— What you are asked to do —
In the entries below, count each line where "this" appears. Give the total and nothing more.

— Input data —
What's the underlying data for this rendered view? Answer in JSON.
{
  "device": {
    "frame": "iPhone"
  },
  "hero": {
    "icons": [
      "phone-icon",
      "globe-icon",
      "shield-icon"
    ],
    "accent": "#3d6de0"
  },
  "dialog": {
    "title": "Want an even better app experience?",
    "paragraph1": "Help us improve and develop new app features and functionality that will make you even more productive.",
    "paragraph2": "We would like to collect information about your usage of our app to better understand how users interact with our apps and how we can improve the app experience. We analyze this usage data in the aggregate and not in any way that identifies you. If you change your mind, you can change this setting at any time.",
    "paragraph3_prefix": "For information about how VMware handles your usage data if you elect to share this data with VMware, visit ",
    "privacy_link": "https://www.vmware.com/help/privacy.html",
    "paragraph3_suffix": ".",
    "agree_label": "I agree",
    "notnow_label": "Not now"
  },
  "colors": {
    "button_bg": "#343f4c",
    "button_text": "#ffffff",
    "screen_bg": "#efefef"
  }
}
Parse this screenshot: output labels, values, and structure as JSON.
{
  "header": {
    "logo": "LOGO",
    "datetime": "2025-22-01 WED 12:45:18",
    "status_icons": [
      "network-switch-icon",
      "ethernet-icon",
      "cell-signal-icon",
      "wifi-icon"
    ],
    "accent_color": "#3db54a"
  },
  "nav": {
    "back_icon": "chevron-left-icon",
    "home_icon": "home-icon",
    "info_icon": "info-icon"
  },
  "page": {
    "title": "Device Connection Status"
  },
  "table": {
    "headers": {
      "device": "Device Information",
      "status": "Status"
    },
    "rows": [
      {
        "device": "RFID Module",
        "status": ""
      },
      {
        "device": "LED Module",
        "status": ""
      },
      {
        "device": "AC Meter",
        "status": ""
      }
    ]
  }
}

— Answer space —
4